> _Requirement_: Give the entries again exactly, without pictures.

> _Material for this exercise_:
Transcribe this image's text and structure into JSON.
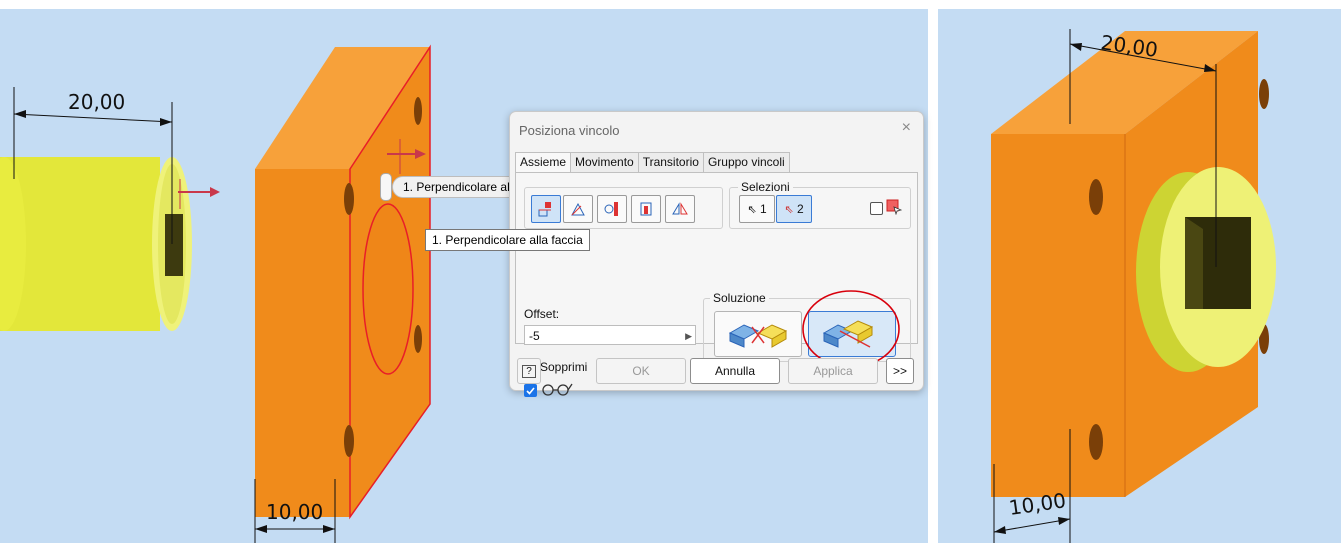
{
  "viewport_left": {
    "dim_top": "20,00",
    "dim_bottom": "10,00"
  },
  "viewport_right": {
    "dim_top": "20,00",
    "dim_bottom": "10,00"
  },
  "glyph_pill": {
    "label": "1. Perpendicolare alla faccia",
    "dropdown_icon": "chevron-down-icon"
  },
  "tooltip": {
    "text": "1. Perpendicolare alla faccia"
  },
  "dialog": {
    "title": "Posiziona vincolo",
    "close_icon": "×",
    "tabs": [
      "Assieme",
      "Movimento",
      "Transitorio",
      "Gruppo vincoli"
    ],
    "active_tab": "Assieme",
    "type_buttons": [
      "mate-icon",
      "angle-icon",
      "tangent-icon",
      "insert-icon",
      "symmetry-icon"
    ],
    "selections": {
      "label": "Selezioni",
      "sel1": "1",
      "sel2": "2",
      "active": "2"
    },
    "offset": {
      "label": "Offset:",
      "value": "-5"
    },
    "solution": {
      "label": "Soluzione",
      "selected": 2
    },
    "sopprimi_label": "Sopprimi",
    "sopprimi_checked": false,
    "preview_checked": true,
    "buttons": {
      "help": "?",
      "ok": "OK",
      "cancel": "Annulla",
      "apply": "Applica",
      "more": ">>"
    }
  },
  "colors": {
    "viewport_bg": "#c4dcf3",
    "orange": "#f28c1c",
    "yellow": "#e3e73a",
    "accent": "#3a7bd5",
    "highlight_circle": "#d8000c"
  }
}
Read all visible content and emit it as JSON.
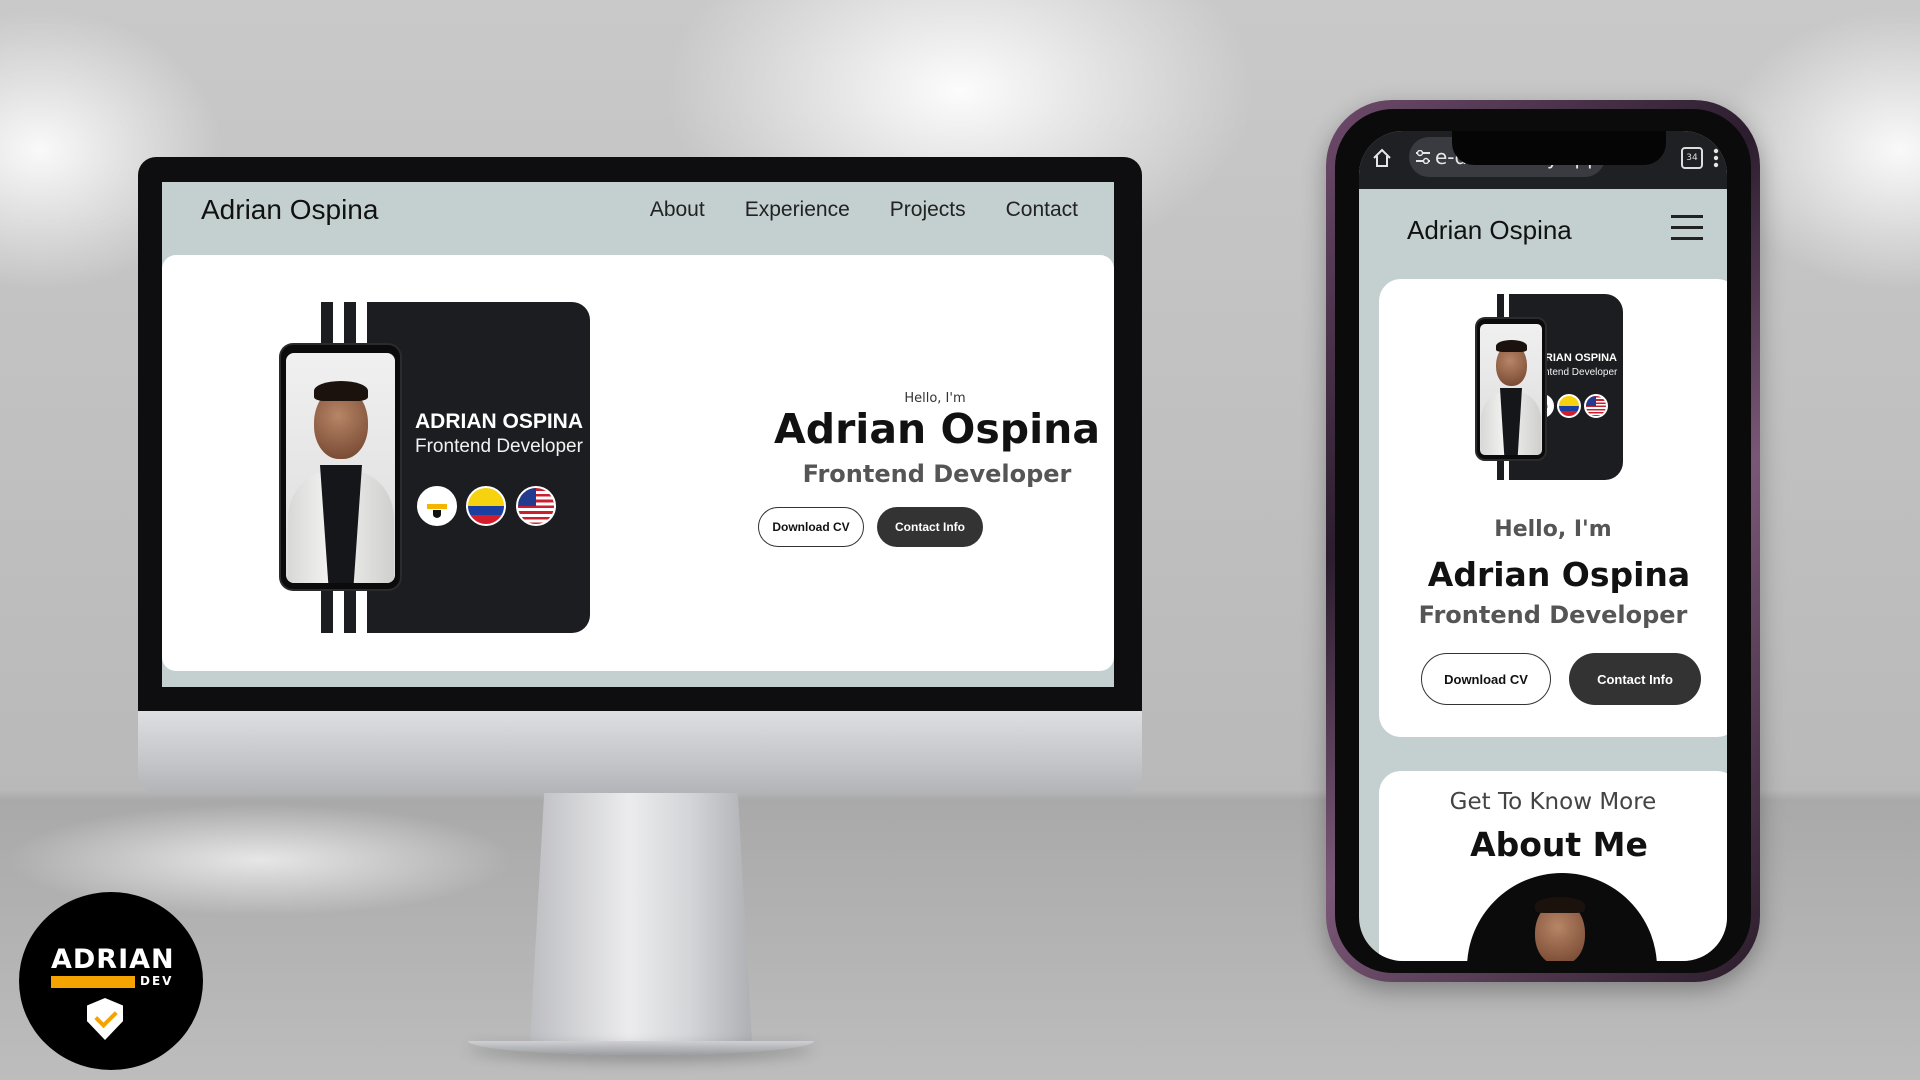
{
  "desktop": {
    "nav": {
      "brand": "Adrian Ospina",
      "links": [
        "About",
        "Experience",
        "Projects",
        "Contact"
      ]
    },
    "hero": {
      "image_name": "ADRIAN OSPINA",
      "image_role": "Frontend Developer",
      "hello": "Hello, I'm",
      "title": "Adrian Ospina",
      "role": "Frontend Developer",
      "download_cv": "Download CV",
      "contact_info": "Contact Info"
    }
  },
  "mobile": {
    "browser": {
      "url_fragment": "e-dev.netlify.app",
      "tab_count": "34"
    },
    "nav": {
      "brand": "Adrian Ospina"
    },
    "hero": {
      "image_name": "ADRIAN OSPINA",
      "image_role": "Frontend Developer",
      "hello": "Hello, I'm",
      "title": "Adrian Ospina",
      "role": "Frontend Developer",
      "download_cv": "Download CV",
      "contact_info": "Contact Info"
    },
    "about": {
      "subtitle": "Get To Know More",
      "title": "About Me"
    }
  },
  "logo": {
    "name": "ADRIAN",
    "suffix": "DEV"
  },
  "colors": {
    "site_background": "#c4d0d0",
    "button_dark": "#333333",
    "hero_dark": "#1c1d20",
    "logo_accent": "#f5a300"
  },
  "icons": [
    "home-icon",
    "site-settings-icon",
    "tabs-icon",
    "more-icon",
    "hamburger-menu-icon",
    "shield-check-icon"
  ]
}
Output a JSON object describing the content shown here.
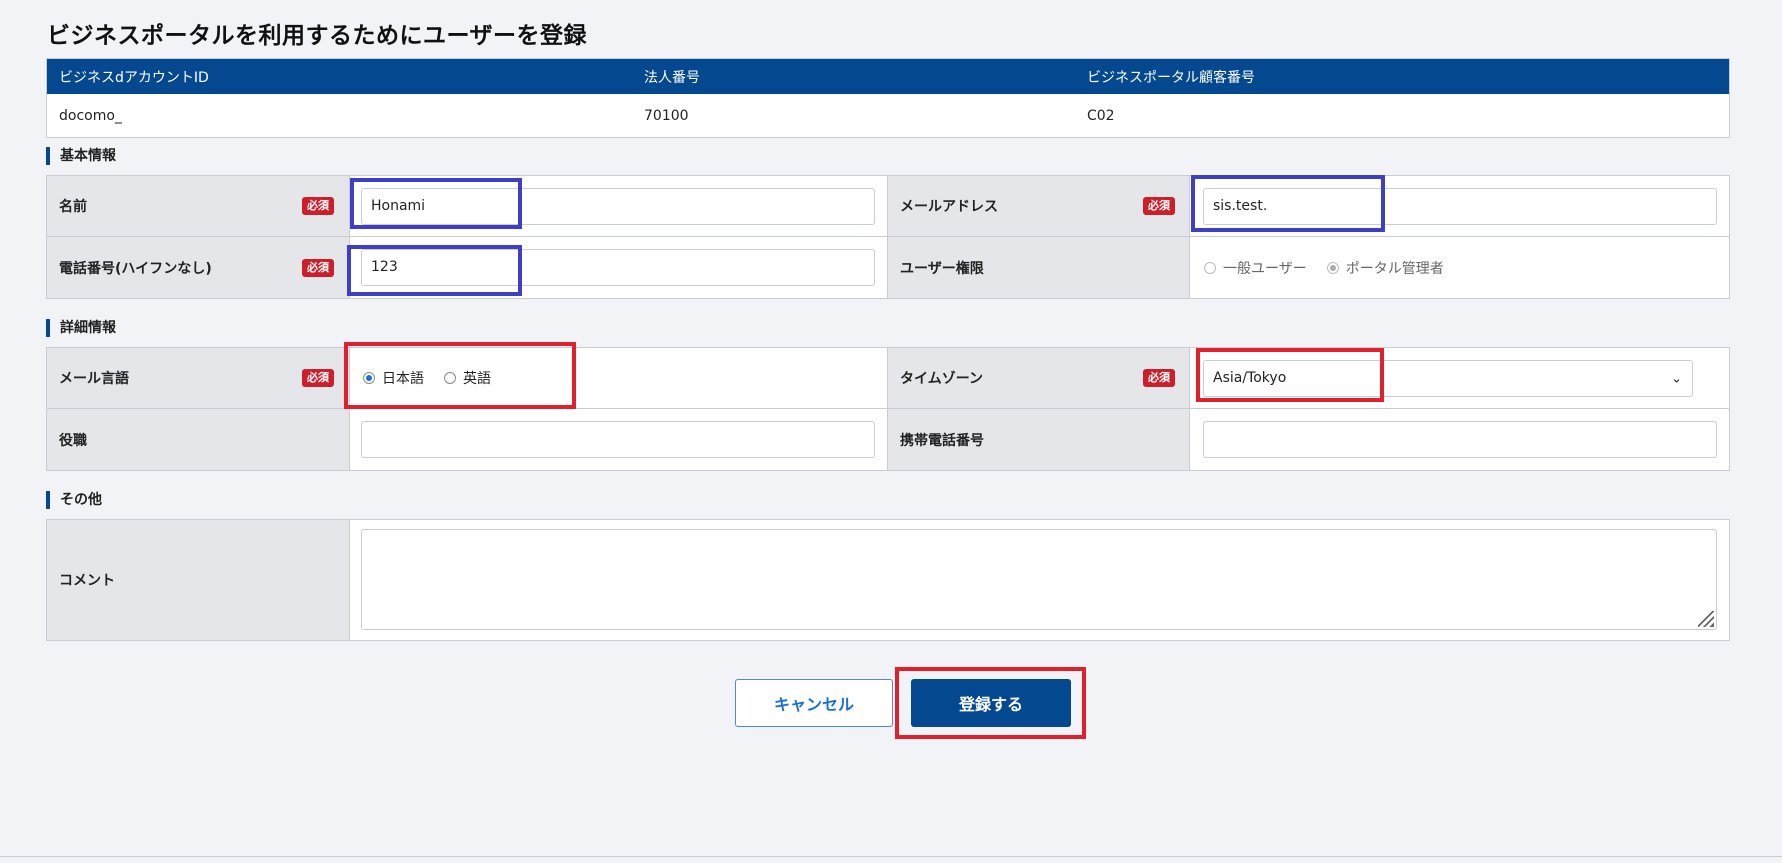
{
  "page": {
    "title": "ビジネスポータルを利用するためにユーザーを登録"
  },
  "account": {
    "headers": [
      "ビジネスdアカウントID",
      "法人番号",
      "ビジネスポータル顧客番号"
    ],
    "values": [
      "docomo_",
      "70100",
      "C02"
    ]
  },
  "required_label": "必須",
  "basic": {
    "heading": "基本情報",
    "name_label": "名前",
    "name_value": "Honami",
    "email_label": "メールアドレス",
    "email_value": "sis.test.",
    "phone_label": "電話番号(ハイフンなし)",
    "phone_value": "123",
    "role_label": "ユーザー権限",
    "role_options": [
      "一般ユーザー",
      "ポータル管理者"
    ],
    "role_selected": "ポータル管理者"
  },
  "detail": {
    "heading": "詳細情報",
    "lang_label": "メール言語",
    "lang_options": [
      "日本語",
      "英語"
    ],
    "lang_selected": "日本語",
    "tz_label": "タイムゾーン",
    "tz_value": "Asia/Tokyo",
    "position_label": "役職",
    "position_value": "",
    "mobile_label": "携帯電話番号",
    "mobile_value": ""
  },
  "other": {
    "heading": "その他",
    "comment_label": "コメント",
    "comment_value": ""
  },
  "buttons": {
    "cancel": "キャンセル",
    "submit": "登録する"
  },
  "icons": {
    "select_chevron": "chevron-down-icon",
    "resize": "resize-grip-icon"
  },
  "colors": {
    "header_bg": "#04498f",
    "required_badge": "#cc1f2c",
    "highlight_blue": "#3e3fc6",
    "highlight_red": "#e0202c"
  }
}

> _Task solution_:
Transcribe this image's text and structure into JSON.
{
  "viewport_left": {
    "dim_top": "20,00",
    "dim_bottom": "10,00"
  },
  "viewport_right": {
    "dim_top": "20,00",
    "dim_bottom": "10,00"
  },
  "glyph_pill": {
    "label": "1. Perpendicolare alla faccia",
    "dropdown_icon": "chevron-down-icon"
  },
  "tooltip": {
    "text": "1. Perpendicolare alla faccia"
  },
  "dialog": {
    "title": "Posiziona vincolo",
    "close_icon": "×",
    "tabs": [
      "Assieme",
      "Movimento",
      "Transitorio",
      "Gruppo vincoli"
    ],
    "active_tab": "Assieme",
    "type_buttons": [
      "mate-icon",
      "angle-icon",
      "tangent-icon",
      "insert-icon",
      "symmetry-icon"
    ],
    "selections": {
      "label": "Selezioni",
      "sel1": "1",
      "sel2": "2",
      "active": "2"
    },
    "offset": {
      "label": "Offset:",
      "value": "-5"
    },
    "solution": {
      "label": "Soluzione",
      "selected": 2
    },
    "sopprimi_label": "Sopprimi",
    "sopprimi_checked": false,
    "preview_checked": true,
    "buttons": {
      "help": "?",
      "ok": "OK",
      "cancel": "Annulla",
      "apply": "Applica",
      "more": ">>"
    }
  },
  "colors": {
    "viewport_bg": "#c4dcf3",
    "orange": "#f28c1c",
    "yellow": "#e3e73a",
    "accent": "#3a7bd5",
    "highlight_circle": "#d8000c"
  }
}
Read all visible content and emit it as JSON.
{
  "desktop": {
    "nav": {
      "brand": "Adrian Ospina",
      "links": [
        "About",
        "Experience",
        "Projects",
        "Contact"
      ]
    },
    "hero": {
      "image_name": "ADRIAN OSPINA",
      "image_role": "Frontend Developer",
      "hello": "Hello, I'm",
      "title": "Adrian Ospina",
      "role": "Frontend Developer",
      "download_cv": "Download CV",
      "contact_info": "Contact Info"
    }
  },
  "mobile": {
    "browser": {
      "url_fragment": "e-dev.netlify.app",
      "tab_count": "34"
    },
    "nav": {
      "brand": "Adrian Ospina"
    },
    "hero": {
      "image_name": "ADRIAN OSPINA",
      "image_role": "Frontend Developer",
      "hello": "Hello, I'm",
      "title": "Adrian Ospina",
      "role": "Frontend Developer",
      "download_cv": "Download CV",
      "contact_info": "Contact Info"
    },
    "about": {
      "subtitle": "Get To Know More",
      "title": "About Me"
    }
  },
  "logo": {
    "name": "ADRIAN",
    "suffix": "DEV"
  },
  "colors": {
    "site_background": "#c4d0d0",
    "button_dark": "#333333",
    "hero_dark": "#1c1d20",
    "logo_accent": "#f5a300"
  },
  "icons": [
    "home-icon",
    "site-settings-icon",
    "tabs-icon",
    "more-icon",
    "hamburger-menu-icon",
    "shield-check-icon"
  ]
}
Output a JSON object describing the content shown here.
{
  "page": {
    "title": "ビジネスポータルを利用するためにユーザーを登録"
  },
  "account": {
    "headers": [
      "ビジネスdアカウントID",
      "法人番号",
      "ビジネスポータル顧客番号"
    ],
    "values": [
      "docomo_",
      "70100",
      "C02"
    ]
  },
  "required_label": "必須",
  "basic": {
    "heading": "基本情報",
    "name_label": "名前",
    "name_value": "Honami",
    "email_label": "メールアドレス",
    "email_value": "sis.test.",
    "phone_label": "電話番号(ハイフンなし)",
    "phone_value": "123",
    "role_label": "ユーザー権限",
    "role_options": [
      "一般ユーザー",
      "ポータル管理者"
    ],
    "role_selected": "ポータル管理者"
  },
  "detail": {
    "heading": "詳細情報",
    "lang_label": "メール言語",
    "lang_options": [
      "日本語",
      "英語"
    ],
    "lang_selected": "日本語",
    "tz_label": "タイムゾーン",
    "tz_value": "Asia/Tokyo",
    "position_label": "役職",
    "position_value": "",
    "mobile_label": "携帯電話番号",
    "mobile_value": ""
  },
  "other": {
    "heading": "その他",
    "comment_label": "コメント",
    "comment_value": ""
  },
  "buttons": {
    "cancel": "キャンセル",
    "submit": "登録する"
  },
  "icons": {
    "select_chevron": "chevron-down-icon",
    "resize": "resize-grip-icon"
  },
  "colors": {
    "header_bg": "#04498f",
    "required_badge": "#cc1f2c",
    "highlight_blue": "#3e3fc6",
    "highlight_red": "#e0202c"
  }
}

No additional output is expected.